“This work is a sculpture combining the imagery of domestic life and that of the natural world. It is a drawing taken into the third dimension exploring the limits of the use of line and drawing concepts.”

The use of contrasting materials in Sorrel’s sculptures are used to investigate the push and pull experiences that homes can present.

Homes can become cocoons for their inhabitants by offering the predictability and comfort of the day-to-day;  the same bed on which to lay your head, your favorite chair at the dining table -  your cups, your plates, your things.

But this notion of security relies on the “insecurity of isolation that can separate us from the outside world”, says Sorrel.

Shrouded by four walls, warmth and routines, choosing security always means giving something else up, and locking something else out.

“In our aloneness we are shrouded in a veil of subconscious thoughts which alter our perception of the world,” says Sorrel.

Sorrel, who is also renowned for her drawings, has been the artistic director of the Dunedin mid-winter carnival for the last 16 years, a festival which celebrates the peak of winter in the deep south of New Zealand, when the streets are slick with black ice.

Sorrel has also tutored in ceramics and print at the Southland Institute of Technology, as well as teaching  art to high school students.

Born in Central Otago,Sorrel is a graduate of the Dunedin School of Art Masters Programme.

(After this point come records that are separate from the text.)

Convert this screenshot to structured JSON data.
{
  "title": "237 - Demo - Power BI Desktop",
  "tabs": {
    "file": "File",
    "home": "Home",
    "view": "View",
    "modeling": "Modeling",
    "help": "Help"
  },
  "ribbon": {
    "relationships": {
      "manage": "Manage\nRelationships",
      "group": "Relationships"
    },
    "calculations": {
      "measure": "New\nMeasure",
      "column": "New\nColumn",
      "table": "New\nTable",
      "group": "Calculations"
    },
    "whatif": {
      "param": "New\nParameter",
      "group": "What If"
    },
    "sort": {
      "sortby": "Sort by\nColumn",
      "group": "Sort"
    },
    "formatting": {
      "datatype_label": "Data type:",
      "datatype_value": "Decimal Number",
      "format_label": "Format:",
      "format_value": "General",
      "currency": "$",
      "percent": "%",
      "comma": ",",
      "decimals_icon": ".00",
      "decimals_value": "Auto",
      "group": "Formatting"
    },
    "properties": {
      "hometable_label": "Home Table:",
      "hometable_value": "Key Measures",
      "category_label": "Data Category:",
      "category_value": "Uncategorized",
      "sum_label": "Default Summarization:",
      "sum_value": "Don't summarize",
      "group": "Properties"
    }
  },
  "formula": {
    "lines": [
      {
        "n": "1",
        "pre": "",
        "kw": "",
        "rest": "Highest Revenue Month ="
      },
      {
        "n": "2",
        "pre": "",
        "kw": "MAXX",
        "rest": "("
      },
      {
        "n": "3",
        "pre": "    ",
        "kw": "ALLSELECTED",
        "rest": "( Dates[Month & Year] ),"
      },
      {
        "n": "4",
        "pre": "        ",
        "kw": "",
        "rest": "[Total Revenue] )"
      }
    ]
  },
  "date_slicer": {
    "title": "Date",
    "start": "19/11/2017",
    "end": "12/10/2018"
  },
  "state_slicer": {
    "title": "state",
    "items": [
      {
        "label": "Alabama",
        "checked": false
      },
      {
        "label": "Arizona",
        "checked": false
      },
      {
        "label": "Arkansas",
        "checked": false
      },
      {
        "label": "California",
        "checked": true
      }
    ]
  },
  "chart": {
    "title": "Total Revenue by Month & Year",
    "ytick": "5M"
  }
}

As well as exhibiting her work around New Zealand, Sorrel frequently travels for inspiration and ideas. This year she has received a one-month artist’s residency on Stewart Island.